Collect each line of the entries that holds the string "title".

-=-=-=-=-

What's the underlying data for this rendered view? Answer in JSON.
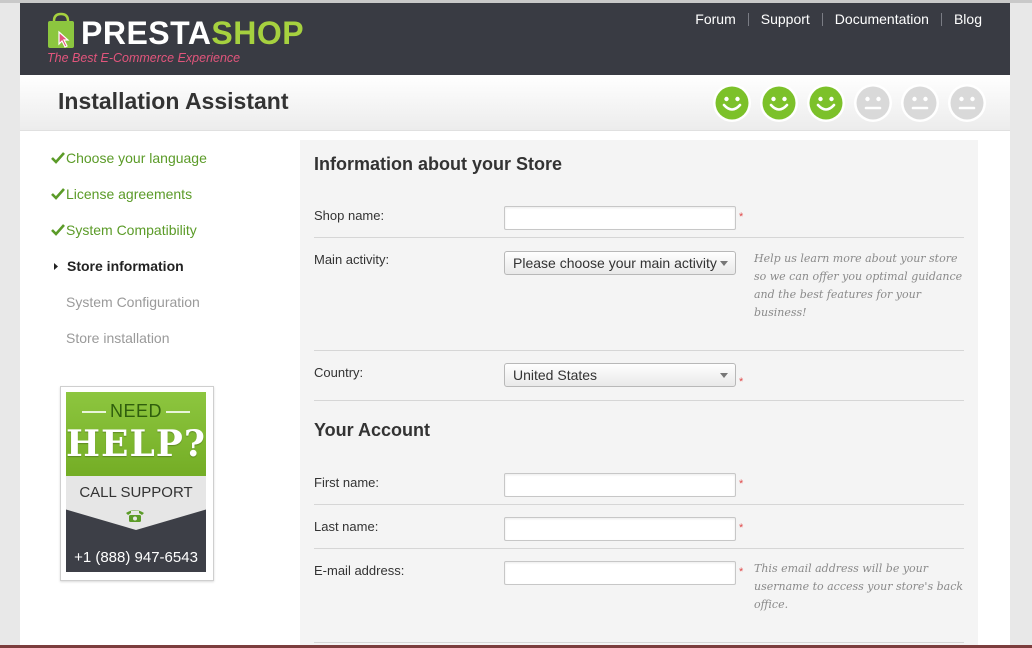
{
  "header": {
    "logo_word_a": "PRESTA",
    "logo_word_b": "SHOP",
    "tagline": "The Best E-Commerce Experience",
    "nav": [
      "Forum",
      "Support",
      "Documentation",
      "Blog"
    ]
  },
  "title": "Installation Assistant",
  "progress": {
    "completed_steps": 3,
    "total_steps": 6
  },
  "steps": [
    {
      "label": "Choose your language",
      "state": "done"
    },
    {
      "label": "License agreements",
      "state": "done"
    },
    {
      "label": "System Compatibility",
      "state": "done"
    },
    {
      "label": "Store information",
      "state": "current"
    },
    {
      "label": "System Configuration",
      "state": "todo"
    },
    {
      "label": "Store installation",
      "state": "todo"
    }
  ],
  "help_box": {
    "need": "NEED",
    "help": "HELP?",
    "call": "CALL SUPPORT",
    "phone": "+1 (888) 947-6543"
  },
  "store_section": {
    "title": "Information about your Store",
    "shop_name_label": "Shop name:",
    "shop_name_value": "",
    "main_activity_label": "Main activity:",
    "main_activity_value": "Please choose your main activity",
    "main_activity_hint": "Help us learn more about your store so we can offer you optimal guidance and the best features for your business!",
    "country_label": "Country:",
    "country_value": "United States"
  },
  "account_section": {
    "title": "Your Account",
    "first_name_label": "First name:",
    "first_name_value": "",
    "last_name_label": "Last name:",
    "last_name_value": "",
    "email_label": "E-mail address:",
    "email_value": "",
    "email_hint": "This email address will be your username to access your store's back office."
  },
  "required_mark": "*",
  "colors": {
    "header_bg": "#393b43",
    "brand_green": "#a6d13f",
    "done_green": "#5b9b28",
    "tagline_pink": "#e2557c",
    "required_red": "#e04a4a"
  }
}
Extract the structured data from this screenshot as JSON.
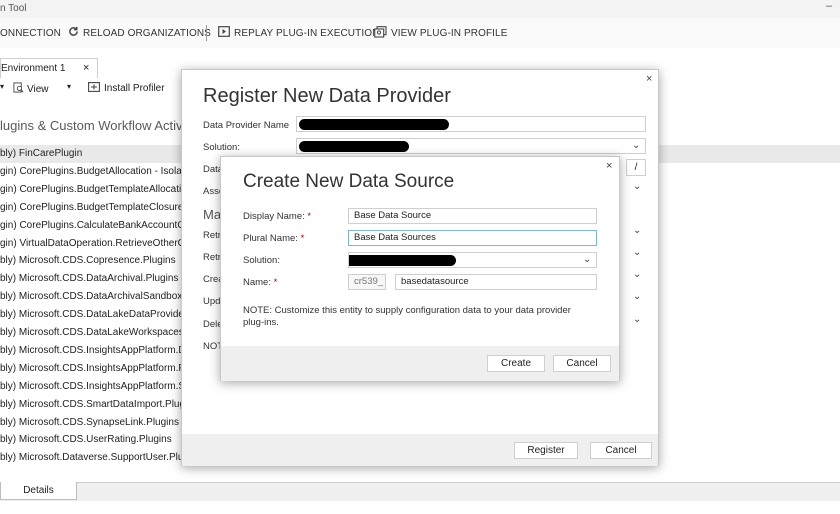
{
  "window": {
    "title": "n Tool",
    "minimize": "–"
  },
  "toolbar": {
    "connection": "ONNECTION",
    "reload": "RELOAD ORGANIZATIONS",
    "replay": "REPLAY PLUG-IN EXECUTION",
    "view_profile": "VIEW PLUG-IN PROFILE"
  },
  "tabs": {
    "env_label": "Environment 1",
    "close": "×"
  },
  "subtoolbar": {
    "view": "View",
    "install_profiler": "Install Profiler"
  },
  "plugins": {
    "heading": "lugins & Custom Workflow Activiti",
    "rows": [
      "bly) FinCarePlugin",
      "gin) CorePlugins.BudgetAllocation - Isolatc",
      "gin) CorePlugins.BudgetTemplateAllocatio",
      "gin) CorePlugins.BudgetTemplateClosure -",
      "gin) CorePlugins.CalculateBankAccountGai",
      "gin) VirtualDataOperation.RetrieveOtherOr",
      "bly) Microsoft.CDS.Copresence.Plugins",
      "bly) Microsoft.CDS.DataArchival.Plugins",
      "bly) Microsoft.CDS.DataArchivalSandbox.P",
      "bly) Microsoft.CDS.DataLakeDataProvider.I",
      "bly) Microsoft.CDS.DataLakeWorkspaces.Sa",
      "bly) Microsoft.CDS.InsightsAppPlatform.Df",
      "bly) Microsoft.CDS.InsightsAppPlatform.Plu",
      "bly) Microsoft.CDS.InsightsAppPlatform.Sb",
      "bly) Microsoft.CDS.SmartDataImport.Plugin",
      "bly) Microsoft.CDS.SynapseLink.Plugins",
      "bly) Microsoft.CDS.UserRating.Plugins",
      "bly) Microsoft.Dataverse.SupportUser.Plug"
    ]
  },
  "bottom": {
    "details_tab": "Details"
  },
  "register_dialog": {
    "title": "Register New Data Provider",
    "close": "×",
    "data_provider_name_label": "Data Provider Name",
    "solution_label": "Solution:",
    "data_label_partial": "Data",
    "assembly_label_partial": "Asse",
    "ma_label_partial": "Ma",
    "retrieve1_partial": "Retr",
    "retrieve2_partial": "Retr",
    "create_partial": "Crea",
    "update_partial": "Upd",
    "delete_partial": "Dele",
    "note_partial": "NOT",
    "slash_button": "/",
    "register_button": "Register",
    "cancel_button": "Cancel"
  },
  "datasource_dialog": {
    "title": "Create New Data Source",
    "close": "×",
    "display_name_label": "Display Name:",
    "display_name_value": "Base Data Source",
    "plural_name_label": "Plural Name:",
    "plural_name_value": "Base Data Sources",
    "solution_label": "Solution:",
    "name_label": "Name:",
    "prefix_value": "cr539_",
    "name_value": "basedatasource",
    "required_marker": "*",
    "note": "NOTE: Customize this entity to supply configuration data to your data provider plug-ins.",
    "create_button": "Create",
    "cancel_button": "Cancel"
  }
}
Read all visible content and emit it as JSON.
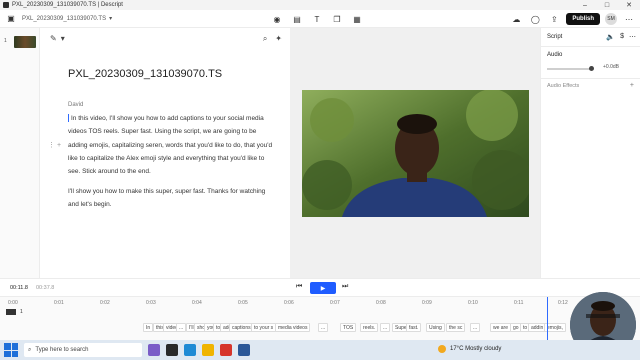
{
  "window": {
    "title": "PXL_20230309_131039070.TS | Descript",
    "minimize": "–",
    "maximize": "□",
    "close": "✕"
  },
  "toolbar": {
    "file_name": "PXL_20230309_131039070.TS",
    "publish_label": "Publish",
    "avatar_initials": "SM"
  },
  "scenes": {
    "items": [
      {
        "number": "1"
      }
    ]
  },
  "script": {
    "title": "PXL_20230309_131039070.TS",
    "speaker": "David",
    "paragraphs": [
      "In this video, I'll show you how to add captions to your social media videos TOS reels. Super fast. Using the script, we are going to be adding emojis, capitalizing seren, words that you'd like to do, that you'd like to capitalize the Alex emoji style and everything that you'd like to see. Stick around to the end.",
      "I'll show you how to make this super, super fast. Thanks for watching and let's begin."
    ]
  },
  "inspector": {
    "tab_label": "Script",
    "audio_label": "Audio",
    "volume_value": "+0.0dB",
    "audio_effects_label": "Audio Effects"
  },
  "transport": {
    "current_time": "00:11.8",
    "total_time": "00:37.8"
  },
  "timeline": {
    "ruler_ticks": [
      "0:00",
      "0:01",
      "0:02",
      "0:03",
      "0:04",
      "0:05",
      "0:06",
      "0:07",
      "0:08",
      "0:09",
      "0:10",
      "0:11",
      "0:12"
    ],
    "track_number": "1",
    "words": [
      "In",
      "this",
      "video",
      "...",
      "I'll",
      "show",
      "you",
      "to",
      "add",
      "captions",
      "to your s",
      "media videos",
      "...",
      "TOS",
      "reels.",
      "...",
      "Super",
      "fast.",
      "Using",
      "the sc",
      "...",
      "we are",
      "go",
      "to",
      "addin",
      "emojis,"
    ]
  },
  "taskbar": {
    "search_placeholder": "Type here to search",
    "weather": "17°C  Mostly cloudy"
  }
}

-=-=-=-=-

Finished task →
  "title": "Installation Assistant",
    "title": "Information about your Store",
    "title": "Your Account",
    "title": "n Tool",
    "title": "Register New Data Provider",
    "title": "Create New Data Source",
    "title": "PXL_20230309_131039070.TS | Descript",
    "title": "PXL_20230309_131039070.TS",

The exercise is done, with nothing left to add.